The word “politics” conjures up all kinds of bad things. In our culture we often use the word “politics” in a pejorative way. For example, many times we’ll say something like, “Well, that’s just politics,” implying that the issue is a secondary concern rather than a primary concern. Or sometimes the charge is hurled at pastors and churches that they are too involved in politics. And what we mean is: we think they have forsaken their primary calling for issues that have nothing to do with the kingdom of God. And woe to the person who chooses politics as his life’s calling. In our culture politicians have less respect than televangelists, armed robbers, and drug dealers. We think that is the ultimate low point—to be a politician.
Now, it’s easy to see why “politics” has become such a nasty word in our culture. The mudslinging that accompanies most elections, the pandering to special-interest groups, and the tendency to allow policies to be shaped by polls rather than principles make politics and politicians suspect. Such realities also cause many Christians to question whether or not we as individuals or together as a group at a church ought to be involved in the tawdry business of politics.
However, politics is simply the art of governing. Politics is about government. So to say that a Christian should not be involved in politics is really to say that Christians have no business being involved in government. Do you believe that? Do you believe that Christians should have nothing to do with our government?
Some people do actually believe that. They argue that since our citizenship is in heaven and we are strangers and aliens in this world, then Christians ought to leave the business of governing up to unbelievers. After all, they say, this world is going to be destroyed one day by fire (2 Peter 3:10). Why should we spend time worrying about the affairs of this world if our efforts are going to be transitory at best? The simple answer is that God has commanded us to be salt in this world (Matthew 5:13). Salt is a preservative. Salt doesn’t prevent decay, but it does slow down the process of decay. Just as salt has to be pressed up against meat to influence, or to slow down the rot of, the meat, so if we are going to influence our culture we have to have contact with our culture—and that means to have contact with our government.
Politics is about the art of governing, and governing has to do with either controlling, directing, or influencing the behavior of other people. So when you ask the question, “Should Christians be involved in politics?” what you’re really asking is this: “Should Christians be involved in controlling, directing, or influencing the behavior of other people?” That is the real question.

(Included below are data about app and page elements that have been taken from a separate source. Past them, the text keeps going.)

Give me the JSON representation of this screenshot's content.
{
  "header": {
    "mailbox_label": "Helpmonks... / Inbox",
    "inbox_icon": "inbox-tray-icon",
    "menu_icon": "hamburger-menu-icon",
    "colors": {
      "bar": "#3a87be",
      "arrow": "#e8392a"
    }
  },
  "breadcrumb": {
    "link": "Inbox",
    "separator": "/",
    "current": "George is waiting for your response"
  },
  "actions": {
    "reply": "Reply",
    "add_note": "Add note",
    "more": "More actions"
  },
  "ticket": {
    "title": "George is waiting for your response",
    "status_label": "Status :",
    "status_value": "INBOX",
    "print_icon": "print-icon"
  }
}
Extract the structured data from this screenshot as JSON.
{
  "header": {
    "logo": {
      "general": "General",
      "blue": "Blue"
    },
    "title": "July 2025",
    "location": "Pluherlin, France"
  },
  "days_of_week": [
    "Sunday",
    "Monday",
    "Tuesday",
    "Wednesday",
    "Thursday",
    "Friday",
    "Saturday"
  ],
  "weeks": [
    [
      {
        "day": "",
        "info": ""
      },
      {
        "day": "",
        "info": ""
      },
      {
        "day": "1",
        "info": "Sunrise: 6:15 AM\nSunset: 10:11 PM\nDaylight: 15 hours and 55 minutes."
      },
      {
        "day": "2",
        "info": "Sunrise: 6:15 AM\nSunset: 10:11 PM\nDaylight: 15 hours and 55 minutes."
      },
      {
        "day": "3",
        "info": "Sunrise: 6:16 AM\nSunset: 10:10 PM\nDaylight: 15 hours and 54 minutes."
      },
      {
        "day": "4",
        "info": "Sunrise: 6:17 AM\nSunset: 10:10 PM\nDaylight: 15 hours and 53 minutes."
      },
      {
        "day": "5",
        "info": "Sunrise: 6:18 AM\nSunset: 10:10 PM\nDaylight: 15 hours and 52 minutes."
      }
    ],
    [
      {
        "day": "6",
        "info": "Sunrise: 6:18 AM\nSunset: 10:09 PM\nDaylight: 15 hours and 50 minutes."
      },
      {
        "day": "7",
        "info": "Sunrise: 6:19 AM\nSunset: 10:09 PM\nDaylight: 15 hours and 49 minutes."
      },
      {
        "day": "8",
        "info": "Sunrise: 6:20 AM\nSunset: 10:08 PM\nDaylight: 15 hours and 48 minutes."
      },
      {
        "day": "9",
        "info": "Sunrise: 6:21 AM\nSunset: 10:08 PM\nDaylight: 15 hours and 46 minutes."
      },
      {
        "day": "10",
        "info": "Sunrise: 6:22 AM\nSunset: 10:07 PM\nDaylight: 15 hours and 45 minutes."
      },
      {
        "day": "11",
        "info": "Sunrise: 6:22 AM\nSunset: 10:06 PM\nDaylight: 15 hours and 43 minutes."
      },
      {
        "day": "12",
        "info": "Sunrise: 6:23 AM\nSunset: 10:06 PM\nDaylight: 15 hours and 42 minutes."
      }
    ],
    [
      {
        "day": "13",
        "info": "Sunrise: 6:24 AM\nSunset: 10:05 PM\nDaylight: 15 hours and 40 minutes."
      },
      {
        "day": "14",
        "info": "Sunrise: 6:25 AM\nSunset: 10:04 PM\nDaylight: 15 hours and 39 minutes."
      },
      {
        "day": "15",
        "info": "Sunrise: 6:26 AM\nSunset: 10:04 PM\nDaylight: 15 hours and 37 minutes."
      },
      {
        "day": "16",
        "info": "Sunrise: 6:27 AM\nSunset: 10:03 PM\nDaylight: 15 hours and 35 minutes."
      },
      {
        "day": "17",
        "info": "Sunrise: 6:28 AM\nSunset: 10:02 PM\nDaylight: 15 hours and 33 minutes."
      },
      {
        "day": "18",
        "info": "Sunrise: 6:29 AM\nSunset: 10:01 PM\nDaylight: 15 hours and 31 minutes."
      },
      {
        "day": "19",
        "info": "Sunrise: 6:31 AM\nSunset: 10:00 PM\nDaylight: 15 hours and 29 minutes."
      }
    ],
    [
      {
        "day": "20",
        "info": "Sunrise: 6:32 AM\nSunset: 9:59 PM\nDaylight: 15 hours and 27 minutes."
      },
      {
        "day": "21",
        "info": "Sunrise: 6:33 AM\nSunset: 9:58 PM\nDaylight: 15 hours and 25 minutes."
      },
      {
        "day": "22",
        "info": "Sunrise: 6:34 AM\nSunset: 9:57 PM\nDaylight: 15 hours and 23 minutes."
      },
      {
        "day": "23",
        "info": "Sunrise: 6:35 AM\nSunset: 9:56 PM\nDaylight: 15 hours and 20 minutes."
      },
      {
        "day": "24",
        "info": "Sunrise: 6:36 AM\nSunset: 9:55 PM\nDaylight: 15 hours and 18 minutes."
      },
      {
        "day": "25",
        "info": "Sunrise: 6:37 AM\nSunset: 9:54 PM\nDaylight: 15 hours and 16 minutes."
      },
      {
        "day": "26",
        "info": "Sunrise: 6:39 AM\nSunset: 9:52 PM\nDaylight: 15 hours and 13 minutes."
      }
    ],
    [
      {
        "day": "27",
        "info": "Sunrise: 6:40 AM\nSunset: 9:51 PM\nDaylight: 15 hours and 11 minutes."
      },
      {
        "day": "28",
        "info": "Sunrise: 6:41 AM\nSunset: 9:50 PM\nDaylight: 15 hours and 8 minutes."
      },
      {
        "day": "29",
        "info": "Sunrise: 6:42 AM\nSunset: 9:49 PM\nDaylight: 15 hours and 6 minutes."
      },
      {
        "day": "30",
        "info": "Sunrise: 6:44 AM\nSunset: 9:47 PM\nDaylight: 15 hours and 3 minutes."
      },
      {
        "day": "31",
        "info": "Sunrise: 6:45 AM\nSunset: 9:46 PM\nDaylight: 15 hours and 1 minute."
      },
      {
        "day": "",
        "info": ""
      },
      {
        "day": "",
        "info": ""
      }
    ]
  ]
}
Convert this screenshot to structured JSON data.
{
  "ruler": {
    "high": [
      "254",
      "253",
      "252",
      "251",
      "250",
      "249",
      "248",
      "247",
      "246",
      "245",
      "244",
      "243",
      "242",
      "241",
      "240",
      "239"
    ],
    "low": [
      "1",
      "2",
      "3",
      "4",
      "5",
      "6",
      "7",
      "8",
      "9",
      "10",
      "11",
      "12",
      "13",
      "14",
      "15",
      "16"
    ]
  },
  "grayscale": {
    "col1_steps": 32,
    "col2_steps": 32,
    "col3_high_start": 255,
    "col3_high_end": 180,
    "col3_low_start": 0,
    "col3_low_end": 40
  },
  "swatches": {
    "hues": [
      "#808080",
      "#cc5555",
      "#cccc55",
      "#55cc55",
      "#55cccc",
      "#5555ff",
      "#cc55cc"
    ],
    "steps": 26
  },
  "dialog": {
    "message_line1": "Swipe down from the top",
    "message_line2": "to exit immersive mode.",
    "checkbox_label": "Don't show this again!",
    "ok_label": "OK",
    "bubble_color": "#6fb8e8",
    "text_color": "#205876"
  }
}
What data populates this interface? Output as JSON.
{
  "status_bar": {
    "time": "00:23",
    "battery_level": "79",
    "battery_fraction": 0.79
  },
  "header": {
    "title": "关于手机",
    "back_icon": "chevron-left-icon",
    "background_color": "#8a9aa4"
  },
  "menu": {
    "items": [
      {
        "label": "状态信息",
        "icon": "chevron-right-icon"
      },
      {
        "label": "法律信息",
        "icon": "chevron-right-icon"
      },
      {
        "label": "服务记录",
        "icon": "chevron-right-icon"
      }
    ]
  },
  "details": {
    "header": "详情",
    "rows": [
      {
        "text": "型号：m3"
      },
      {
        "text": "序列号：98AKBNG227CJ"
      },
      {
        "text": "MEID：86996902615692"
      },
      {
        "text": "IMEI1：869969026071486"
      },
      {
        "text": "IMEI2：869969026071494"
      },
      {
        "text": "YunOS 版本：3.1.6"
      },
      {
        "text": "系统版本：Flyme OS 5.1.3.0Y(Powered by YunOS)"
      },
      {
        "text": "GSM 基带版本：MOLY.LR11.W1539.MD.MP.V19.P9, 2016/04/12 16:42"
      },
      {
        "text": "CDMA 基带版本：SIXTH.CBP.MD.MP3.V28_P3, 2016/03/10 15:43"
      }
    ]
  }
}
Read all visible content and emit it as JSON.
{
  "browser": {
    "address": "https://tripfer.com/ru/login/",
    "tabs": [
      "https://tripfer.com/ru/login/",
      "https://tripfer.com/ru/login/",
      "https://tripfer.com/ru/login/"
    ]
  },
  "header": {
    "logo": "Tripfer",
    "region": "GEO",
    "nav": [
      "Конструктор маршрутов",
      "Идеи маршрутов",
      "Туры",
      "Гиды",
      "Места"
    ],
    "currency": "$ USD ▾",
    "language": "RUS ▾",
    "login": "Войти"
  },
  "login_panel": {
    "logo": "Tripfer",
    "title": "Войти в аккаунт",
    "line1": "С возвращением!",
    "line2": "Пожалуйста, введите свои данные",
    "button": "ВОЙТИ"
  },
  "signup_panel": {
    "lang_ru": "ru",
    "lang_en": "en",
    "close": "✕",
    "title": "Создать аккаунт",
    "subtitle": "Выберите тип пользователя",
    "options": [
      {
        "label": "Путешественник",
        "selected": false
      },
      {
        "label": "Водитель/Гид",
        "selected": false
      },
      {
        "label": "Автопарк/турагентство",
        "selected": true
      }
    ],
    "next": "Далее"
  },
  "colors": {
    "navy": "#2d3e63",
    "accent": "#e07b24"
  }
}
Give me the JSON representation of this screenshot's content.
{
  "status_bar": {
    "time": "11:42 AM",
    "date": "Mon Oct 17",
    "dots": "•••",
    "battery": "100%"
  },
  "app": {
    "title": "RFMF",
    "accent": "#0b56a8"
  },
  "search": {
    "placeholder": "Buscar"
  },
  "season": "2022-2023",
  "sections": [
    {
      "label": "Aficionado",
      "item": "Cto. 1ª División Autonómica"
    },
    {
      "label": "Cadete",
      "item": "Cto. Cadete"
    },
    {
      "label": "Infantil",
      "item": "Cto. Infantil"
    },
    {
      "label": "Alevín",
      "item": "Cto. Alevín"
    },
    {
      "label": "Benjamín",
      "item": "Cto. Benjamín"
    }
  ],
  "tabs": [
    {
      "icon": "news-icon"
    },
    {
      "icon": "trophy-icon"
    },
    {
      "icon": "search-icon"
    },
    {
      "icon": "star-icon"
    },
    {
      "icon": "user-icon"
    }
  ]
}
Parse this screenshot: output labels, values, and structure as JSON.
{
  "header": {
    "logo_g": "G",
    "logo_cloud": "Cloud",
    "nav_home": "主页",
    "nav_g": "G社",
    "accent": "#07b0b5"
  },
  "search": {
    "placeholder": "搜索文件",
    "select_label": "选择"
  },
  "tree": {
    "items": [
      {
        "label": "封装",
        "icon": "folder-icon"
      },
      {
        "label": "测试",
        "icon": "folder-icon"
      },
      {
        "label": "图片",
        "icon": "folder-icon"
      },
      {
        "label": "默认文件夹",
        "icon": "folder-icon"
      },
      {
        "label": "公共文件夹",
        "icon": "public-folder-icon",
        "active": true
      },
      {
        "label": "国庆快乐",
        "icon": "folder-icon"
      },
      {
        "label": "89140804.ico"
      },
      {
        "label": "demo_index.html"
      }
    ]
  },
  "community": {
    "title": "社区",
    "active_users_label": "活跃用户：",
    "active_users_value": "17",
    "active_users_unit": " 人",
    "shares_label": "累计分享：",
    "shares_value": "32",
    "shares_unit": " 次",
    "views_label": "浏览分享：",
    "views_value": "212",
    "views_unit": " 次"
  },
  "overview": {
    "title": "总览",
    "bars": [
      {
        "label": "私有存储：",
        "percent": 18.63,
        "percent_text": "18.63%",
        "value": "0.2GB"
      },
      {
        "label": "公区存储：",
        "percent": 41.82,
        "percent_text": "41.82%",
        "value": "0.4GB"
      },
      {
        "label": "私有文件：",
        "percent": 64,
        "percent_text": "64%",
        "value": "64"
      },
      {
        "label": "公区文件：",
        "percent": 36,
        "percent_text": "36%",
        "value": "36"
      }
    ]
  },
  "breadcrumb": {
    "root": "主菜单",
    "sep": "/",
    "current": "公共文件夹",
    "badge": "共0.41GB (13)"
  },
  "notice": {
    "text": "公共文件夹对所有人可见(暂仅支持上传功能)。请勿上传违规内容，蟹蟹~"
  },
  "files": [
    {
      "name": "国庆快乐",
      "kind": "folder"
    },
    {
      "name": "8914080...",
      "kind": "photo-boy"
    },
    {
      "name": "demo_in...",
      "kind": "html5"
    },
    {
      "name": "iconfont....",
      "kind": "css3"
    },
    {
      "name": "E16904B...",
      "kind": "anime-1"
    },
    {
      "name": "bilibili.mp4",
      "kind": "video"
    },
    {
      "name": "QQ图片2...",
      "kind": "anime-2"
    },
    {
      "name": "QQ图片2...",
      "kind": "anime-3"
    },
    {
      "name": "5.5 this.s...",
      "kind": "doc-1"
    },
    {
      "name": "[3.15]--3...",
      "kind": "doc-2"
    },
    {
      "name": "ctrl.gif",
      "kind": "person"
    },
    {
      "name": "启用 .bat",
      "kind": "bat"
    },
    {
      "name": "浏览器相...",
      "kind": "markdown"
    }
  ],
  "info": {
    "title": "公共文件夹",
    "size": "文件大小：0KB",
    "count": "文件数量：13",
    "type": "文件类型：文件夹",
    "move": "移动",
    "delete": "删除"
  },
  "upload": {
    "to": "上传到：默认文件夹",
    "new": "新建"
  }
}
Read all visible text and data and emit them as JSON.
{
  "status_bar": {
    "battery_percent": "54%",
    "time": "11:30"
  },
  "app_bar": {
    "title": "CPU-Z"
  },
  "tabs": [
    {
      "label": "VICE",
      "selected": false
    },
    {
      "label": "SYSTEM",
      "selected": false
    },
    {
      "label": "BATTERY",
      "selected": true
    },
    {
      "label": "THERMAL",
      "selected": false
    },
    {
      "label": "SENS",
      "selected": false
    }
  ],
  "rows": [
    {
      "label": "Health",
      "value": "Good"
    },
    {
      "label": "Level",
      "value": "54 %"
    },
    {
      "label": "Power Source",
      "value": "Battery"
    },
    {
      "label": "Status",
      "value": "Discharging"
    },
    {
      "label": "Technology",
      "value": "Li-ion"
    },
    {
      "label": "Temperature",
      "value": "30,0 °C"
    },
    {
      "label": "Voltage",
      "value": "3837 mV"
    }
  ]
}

Today’s devotion is excerpted from “How a Christian Should Vote ” by Dr. Robert Jeffress, 2011.
Scripture taken from the NEW AMERICAN STANDARD BIBLE®, Copyright © 1960,1962,1963,1968,1971,1972,1973,1975,1977,1995 by The Lockman Foundation. Used by permission.